Unfortunately, Spears’ new album Britney Jean is a letdown from her past successes. Most of the album is simply mediocre, with auto-tune and synthesized beats masking Spears’ usual bubblegum-pop style.

Britney Jean does have some promising moments, as it contains everything from danceable electronic songs to subdued love ballads. But if you seek Spears’ classic style and distinctive vocals, then most of this album will seem subpar. Already, it seems that her hopes of hitting the top charts one more time have mostly vanished.

Before Britney Jean was released, Spears stated that it would be her most personal album yet. Although a few songs have themes from Spears’ life, as is common with any artist, many of the lyrics are more shallow than introspective.
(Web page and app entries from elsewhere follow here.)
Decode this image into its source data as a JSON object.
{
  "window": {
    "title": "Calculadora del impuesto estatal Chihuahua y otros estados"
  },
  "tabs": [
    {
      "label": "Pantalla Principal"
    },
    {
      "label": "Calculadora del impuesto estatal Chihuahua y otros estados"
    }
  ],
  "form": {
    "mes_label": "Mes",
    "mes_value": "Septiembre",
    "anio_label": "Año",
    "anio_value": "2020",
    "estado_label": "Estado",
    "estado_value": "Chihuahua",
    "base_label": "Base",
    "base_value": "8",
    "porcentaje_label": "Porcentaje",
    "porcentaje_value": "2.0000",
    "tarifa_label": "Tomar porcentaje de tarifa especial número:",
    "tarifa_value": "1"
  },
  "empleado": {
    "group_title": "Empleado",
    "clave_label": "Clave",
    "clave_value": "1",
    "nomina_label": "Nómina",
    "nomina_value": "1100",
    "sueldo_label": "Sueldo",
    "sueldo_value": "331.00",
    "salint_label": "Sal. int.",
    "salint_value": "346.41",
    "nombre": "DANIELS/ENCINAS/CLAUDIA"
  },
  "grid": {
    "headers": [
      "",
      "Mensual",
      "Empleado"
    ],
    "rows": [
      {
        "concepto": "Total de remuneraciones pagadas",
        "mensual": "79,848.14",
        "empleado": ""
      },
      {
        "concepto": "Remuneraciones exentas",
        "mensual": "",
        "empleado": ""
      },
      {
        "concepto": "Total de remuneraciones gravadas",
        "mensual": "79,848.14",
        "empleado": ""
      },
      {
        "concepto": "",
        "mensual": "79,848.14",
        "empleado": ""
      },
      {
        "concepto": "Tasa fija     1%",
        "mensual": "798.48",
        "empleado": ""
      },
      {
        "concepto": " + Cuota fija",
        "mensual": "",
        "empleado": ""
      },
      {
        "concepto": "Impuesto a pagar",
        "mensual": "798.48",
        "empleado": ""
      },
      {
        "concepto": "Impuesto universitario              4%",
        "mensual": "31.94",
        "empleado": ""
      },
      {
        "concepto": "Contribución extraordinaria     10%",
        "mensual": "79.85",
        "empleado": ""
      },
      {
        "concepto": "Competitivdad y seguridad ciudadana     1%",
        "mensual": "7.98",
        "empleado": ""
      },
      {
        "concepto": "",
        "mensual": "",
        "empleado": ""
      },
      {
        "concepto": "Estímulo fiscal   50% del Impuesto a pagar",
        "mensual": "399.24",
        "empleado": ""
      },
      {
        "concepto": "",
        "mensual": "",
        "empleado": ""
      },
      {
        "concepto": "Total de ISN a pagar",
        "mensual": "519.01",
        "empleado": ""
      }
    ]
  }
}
In her first albums, Spears proved to be a trendsetter. Her promiscuous style outraged critics, and her super-confident personality gave her plenty of tabloid coverage. This confidence was evident in Spears’ older albums—in Britney Jean, Spears’ style seems to be masked by efforts to keep up with popular trends. Only one song, “Work B**ch, exudes Spears’ trademark confidence—in the others, Spears sounds resigned and uninterested. It seems that Spears is no longer aiming for the top of the charts, and is instead trying to keep up with newer artists. Instead of keeping the style that made her famous, Spears has masked her personality with mediocre lyrics and copious auto-tune.

“Chillin with You” starts out with the personal tone that Spears promised. She collaborated on it with her sister, and its lyrics are optimistic if a bit repetitive. Suddenly, the slow rhythm of the song is broken by an electronic beat and an auto-tuned voice, before reverting to the acoustic guitar melody.

Spears’ voice is auto-tuned in many of her songs, and the electronic distortions sometimes detract from the vocals. The song “It Should Be Easy,” a collaboration with will.i.am, is so synthesized that it is difficult to listen to, and Spears’ vocal talent is masked.

The non-synthesized songs stand out as some of the best on the album. “Perfume,” which tells the story of a cheating boyfriend, is a reflection of Spears’ softer side. Without too much electronic distortion, Spears effectively conveys sadness worry in her voice. The same is true in “Passenger,” another song which highlights Spears’ vocal talent over auto-tuned effects.

So far, the most popular song on Britney Jean has been “Work B**ch,” which was released as a single before the rest of the album came out. The song typifies Spears’ sexy, assertive style, and its lyrics are instantly contagious. Unlike many of the other dance songs on the album, the electronic background in “Work B**ch” doesn’t detract from Spears’ singing.

Taken as a whole, the album felt somewhat disjointed. Spears sounds authoritative in the song “Work B**ch,” emotional in “Passenger”, and innocent in “Perfume.” This circus of song styles makes it difficult to discern exactly what kind of message Spears is trying to send, or what kind of “personal” identity she is trying to show.